Herpes simplex virus-1 (HSV-1) is a significant human pathogen. Upon infection, HSV-1 expresses its immediate early (IE) genes, and the IE transcription factor ICP4 (infectious cell protein-4) plays a pivotal role in initiating the downstream gene-expression cascade. Using live-cell time-lapse fluorescence microscopy, flow cytometry, qPCR, and chromatin immunoprecipitation, we quantitatively monitored the expression of ICP4 in individual cells after infection. We find that extrinsic stimuli can accelerate ICP4 kinetics without increasing ICP4 protein or mRNA levels. The accelerated ICP4 kinetics-despite unchanged steady-state ICP4 protein or mRNA level-correlate with increased HSV-1 replicative fitness. Hence, the kinetics of ICP4 functionally mirror the kinetics of the human herpesvirus cytomegalovirus IE2 "accelerator" circuit, indicating that IE accelerator circuitry is shared among the alpha and beta herpesviruses. We speculate that this circuit motif is a common evolutionary countermeasure to throttle IE expression and thereby minimize the inherent cytotoxicity of these obligate viral transactivators.

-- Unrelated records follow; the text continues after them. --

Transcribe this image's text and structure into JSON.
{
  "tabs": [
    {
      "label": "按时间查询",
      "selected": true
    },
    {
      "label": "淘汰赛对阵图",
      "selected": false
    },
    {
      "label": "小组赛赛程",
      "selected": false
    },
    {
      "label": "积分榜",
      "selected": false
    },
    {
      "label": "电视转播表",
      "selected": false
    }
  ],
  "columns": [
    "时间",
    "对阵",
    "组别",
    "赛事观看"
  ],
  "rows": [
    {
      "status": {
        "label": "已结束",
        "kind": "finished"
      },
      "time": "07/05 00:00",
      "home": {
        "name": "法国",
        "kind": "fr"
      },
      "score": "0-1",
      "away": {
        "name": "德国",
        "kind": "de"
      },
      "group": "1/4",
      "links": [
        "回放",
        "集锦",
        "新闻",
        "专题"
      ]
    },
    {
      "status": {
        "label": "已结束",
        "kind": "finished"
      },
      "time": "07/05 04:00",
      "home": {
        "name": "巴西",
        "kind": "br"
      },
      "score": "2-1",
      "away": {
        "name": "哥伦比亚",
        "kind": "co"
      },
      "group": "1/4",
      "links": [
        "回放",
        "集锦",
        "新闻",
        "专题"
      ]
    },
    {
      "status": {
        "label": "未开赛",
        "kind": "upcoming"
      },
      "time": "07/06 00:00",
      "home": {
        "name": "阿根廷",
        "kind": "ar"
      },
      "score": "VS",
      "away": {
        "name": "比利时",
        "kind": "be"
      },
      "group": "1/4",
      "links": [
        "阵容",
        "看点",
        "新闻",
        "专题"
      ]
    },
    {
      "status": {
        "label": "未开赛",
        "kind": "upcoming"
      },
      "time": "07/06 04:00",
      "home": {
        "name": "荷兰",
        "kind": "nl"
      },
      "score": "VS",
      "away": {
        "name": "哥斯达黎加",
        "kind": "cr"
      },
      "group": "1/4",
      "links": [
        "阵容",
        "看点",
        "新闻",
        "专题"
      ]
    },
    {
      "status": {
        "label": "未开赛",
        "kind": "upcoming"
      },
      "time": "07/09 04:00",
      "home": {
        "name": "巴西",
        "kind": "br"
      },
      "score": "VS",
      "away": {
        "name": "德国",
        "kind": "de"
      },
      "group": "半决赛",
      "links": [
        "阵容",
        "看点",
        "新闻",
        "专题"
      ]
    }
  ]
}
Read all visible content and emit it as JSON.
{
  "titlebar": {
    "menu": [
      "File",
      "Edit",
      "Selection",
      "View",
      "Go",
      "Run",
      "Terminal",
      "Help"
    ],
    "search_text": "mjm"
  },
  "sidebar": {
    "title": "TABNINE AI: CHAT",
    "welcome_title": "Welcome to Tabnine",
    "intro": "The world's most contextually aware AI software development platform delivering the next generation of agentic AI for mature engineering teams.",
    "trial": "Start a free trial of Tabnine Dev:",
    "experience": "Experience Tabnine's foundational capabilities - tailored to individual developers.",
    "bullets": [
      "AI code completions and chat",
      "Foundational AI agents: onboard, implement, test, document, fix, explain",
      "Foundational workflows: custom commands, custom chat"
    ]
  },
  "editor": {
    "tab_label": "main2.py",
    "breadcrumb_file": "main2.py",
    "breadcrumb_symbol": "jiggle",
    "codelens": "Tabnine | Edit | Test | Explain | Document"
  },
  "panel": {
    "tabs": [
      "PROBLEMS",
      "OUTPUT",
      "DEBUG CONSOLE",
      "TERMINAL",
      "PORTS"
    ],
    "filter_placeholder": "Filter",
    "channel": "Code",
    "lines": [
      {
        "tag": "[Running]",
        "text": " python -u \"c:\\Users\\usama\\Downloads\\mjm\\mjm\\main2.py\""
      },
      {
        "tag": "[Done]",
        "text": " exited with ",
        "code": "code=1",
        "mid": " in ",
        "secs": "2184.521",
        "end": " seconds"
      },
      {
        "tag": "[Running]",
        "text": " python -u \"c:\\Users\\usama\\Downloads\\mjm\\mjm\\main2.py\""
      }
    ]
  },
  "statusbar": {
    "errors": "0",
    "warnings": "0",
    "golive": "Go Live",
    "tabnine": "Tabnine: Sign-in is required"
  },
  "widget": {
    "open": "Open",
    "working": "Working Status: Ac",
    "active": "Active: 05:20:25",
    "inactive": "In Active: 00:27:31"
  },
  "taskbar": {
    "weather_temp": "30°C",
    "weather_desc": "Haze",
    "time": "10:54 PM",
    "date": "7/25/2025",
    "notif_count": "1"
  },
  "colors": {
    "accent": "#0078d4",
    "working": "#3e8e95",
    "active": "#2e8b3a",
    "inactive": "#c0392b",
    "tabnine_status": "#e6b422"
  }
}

Keywords: HSV-1; accelerator circuit; autoregulation; fitness advantage; herpesvirus; single-cell time-lapse imaging; transcriptional feedback.
Copyright © 2020 Chaturvedi, Engel and Weinberger.